When President Trump imposed tariffs on imported solar panels and washing machines, I was reminded of a line from George Orwell: “We have now sunk to a depth at which the restatement of the obvious is the first duty of intelligent men.”
While Orwell’s comment was focused on military and political issues of the late 1930s, my subject is economics, and to most people in my field, the benefits of an unfettered system of world trade are obvious. Any good student of Econ 101 can explain the logic.
But in light of the growing evidence of the Trump administration’s apparent disdain for free trade, from the recent tariffs, to a report recommending fresh quotas or tariffs on steel and aluminum, to its earlier rejection of the Trans-Pacific Partnership, it may be worth reviewing the theory, as well as the evidence that convinces economists that the theory is right.

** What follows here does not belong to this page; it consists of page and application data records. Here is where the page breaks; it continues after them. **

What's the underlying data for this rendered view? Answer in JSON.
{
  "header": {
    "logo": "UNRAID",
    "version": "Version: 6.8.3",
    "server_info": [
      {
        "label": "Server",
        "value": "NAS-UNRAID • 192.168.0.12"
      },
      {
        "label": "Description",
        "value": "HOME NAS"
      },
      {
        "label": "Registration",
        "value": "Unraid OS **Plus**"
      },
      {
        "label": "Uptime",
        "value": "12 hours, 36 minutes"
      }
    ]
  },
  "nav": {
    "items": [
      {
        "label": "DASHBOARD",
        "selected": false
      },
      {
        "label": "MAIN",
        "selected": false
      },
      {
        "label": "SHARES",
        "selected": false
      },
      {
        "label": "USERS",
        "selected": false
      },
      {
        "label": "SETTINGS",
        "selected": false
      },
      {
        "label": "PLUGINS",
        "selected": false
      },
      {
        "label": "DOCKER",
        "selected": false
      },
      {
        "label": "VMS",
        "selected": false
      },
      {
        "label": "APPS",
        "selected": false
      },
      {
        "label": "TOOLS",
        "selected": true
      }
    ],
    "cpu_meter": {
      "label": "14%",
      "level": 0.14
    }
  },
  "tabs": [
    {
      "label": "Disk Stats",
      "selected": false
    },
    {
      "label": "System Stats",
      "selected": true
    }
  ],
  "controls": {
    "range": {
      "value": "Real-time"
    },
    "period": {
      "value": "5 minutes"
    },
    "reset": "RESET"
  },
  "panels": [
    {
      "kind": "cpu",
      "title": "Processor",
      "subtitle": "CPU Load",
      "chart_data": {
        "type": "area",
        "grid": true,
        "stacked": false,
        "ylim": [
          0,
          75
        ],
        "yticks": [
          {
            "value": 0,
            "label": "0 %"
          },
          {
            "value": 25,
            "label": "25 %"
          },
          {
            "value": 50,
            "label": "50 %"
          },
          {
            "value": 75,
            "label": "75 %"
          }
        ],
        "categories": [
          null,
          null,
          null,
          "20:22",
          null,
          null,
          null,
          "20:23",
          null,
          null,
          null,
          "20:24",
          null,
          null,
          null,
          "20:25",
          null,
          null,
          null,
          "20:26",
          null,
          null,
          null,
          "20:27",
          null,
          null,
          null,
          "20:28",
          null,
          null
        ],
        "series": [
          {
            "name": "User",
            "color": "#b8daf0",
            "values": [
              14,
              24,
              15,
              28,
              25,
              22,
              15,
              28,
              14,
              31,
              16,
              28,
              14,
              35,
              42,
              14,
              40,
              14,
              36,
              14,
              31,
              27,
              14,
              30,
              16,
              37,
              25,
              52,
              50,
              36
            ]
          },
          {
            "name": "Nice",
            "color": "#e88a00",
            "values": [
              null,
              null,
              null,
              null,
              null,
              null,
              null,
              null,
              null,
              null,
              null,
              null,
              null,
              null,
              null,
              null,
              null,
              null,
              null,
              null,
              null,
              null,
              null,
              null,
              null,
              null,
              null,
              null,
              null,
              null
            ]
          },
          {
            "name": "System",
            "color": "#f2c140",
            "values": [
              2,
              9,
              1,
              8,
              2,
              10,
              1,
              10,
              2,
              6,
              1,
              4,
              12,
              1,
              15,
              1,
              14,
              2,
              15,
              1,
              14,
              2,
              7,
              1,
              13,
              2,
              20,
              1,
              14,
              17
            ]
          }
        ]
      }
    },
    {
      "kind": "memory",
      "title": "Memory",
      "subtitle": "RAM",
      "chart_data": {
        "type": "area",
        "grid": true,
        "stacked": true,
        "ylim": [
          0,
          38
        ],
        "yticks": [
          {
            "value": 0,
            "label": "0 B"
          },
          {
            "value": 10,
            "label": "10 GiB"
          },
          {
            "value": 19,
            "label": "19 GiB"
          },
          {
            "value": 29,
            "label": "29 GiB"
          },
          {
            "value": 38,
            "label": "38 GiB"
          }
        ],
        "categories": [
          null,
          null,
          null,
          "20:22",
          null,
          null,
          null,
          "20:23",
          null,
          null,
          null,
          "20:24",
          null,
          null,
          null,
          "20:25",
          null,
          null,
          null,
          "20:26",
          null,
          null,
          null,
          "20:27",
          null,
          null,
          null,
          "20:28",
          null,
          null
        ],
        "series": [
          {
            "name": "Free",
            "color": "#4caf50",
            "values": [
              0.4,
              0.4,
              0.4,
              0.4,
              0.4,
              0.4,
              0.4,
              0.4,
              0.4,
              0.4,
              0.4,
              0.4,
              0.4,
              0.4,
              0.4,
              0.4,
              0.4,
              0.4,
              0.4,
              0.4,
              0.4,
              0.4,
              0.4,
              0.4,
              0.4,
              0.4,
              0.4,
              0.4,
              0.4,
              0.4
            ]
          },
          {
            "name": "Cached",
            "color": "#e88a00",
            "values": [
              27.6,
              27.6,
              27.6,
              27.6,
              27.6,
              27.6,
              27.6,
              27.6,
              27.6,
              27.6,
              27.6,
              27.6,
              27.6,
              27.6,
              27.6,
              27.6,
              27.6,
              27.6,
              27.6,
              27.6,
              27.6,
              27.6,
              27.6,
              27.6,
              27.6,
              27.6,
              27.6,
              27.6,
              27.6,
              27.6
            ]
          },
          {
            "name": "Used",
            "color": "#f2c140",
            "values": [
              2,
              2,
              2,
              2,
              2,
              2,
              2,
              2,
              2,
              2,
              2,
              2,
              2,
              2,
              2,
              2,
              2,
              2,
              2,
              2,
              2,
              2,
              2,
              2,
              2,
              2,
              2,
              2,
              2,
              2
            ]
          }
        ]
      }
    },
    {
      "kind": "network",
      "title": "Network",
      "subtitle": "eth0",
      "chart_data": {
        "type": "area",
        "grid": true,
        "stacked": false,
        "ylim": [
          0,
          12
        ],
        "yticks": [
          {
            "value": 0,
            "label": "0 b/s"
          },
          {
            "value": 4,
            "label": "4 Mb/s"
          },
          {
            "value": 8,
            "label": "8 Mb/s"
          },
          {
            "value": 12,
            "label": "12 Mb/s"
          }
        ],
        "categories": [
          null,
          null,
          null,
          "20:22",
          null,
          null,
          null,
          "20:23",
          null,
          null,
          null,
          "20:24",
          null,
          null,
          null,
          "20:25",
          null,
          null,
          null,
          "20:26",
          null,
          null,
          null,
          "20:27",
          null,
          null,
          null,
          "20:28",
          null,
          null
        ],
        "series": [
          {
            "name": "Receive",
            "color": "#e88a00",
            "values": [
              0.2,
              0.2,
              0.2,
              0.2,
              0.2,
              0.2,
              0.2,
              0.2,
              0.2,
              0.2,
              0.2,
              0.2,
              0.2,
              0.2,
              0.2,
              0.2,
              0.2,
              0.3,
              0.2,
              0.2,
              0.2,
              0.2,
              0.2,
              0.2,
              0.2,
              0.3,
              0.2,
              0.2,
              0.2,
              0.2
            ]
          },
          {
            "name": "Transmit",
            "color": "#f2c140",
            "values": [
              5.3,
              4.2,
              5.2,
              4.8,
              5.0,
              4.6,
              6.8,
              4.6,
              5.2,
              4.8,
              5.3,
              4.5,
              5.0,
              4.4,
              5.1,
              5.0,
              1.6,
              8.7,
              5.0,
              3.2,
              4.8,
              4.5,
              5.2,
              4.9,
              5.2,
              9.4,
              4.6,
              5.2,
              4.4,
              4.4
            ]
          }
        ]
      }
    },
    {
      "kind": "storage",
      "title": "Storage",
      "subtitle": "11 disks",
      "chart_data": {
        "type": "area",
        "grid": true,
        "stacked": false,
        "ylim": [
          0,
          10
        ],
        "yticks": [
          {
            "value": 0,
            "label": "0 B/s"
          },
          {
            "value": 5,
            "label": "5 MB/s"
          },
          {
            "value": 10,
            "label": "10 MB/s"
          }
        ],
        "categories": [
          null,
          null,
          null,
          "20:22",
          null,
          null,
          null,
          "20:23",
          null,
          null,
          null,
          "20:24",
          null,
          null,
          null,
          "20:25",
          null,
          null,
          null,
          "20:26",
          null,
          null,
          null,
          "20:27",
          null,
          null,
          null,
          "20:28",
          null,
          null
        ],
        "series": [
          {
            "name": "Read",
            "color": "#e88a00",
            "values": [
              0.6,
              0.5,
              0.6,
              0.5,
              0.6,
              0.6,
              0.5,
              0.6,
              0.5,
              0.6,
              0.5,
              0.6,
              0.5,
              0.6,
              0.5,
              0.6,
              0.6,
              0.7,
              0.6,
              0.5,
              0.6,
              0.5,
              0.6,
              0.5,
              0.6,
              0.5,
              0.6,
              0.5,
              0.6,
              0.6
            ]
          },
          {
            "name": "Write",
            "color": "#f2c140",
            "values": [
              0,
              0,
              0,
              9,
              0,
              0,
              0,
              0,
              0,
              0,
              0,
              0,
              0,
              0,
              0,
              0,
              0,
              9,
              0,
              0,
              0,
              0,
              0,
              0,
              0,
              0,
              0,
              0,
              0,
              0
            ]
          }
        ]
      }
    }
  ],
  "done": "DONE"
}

The place to start is 18th-century Scotland. Adam Smith’s book “An Inquiry Into the Nature and Causes of the Wealth of Nations” is often credited as the beginning of economics. The case for free trade is one of its major themes.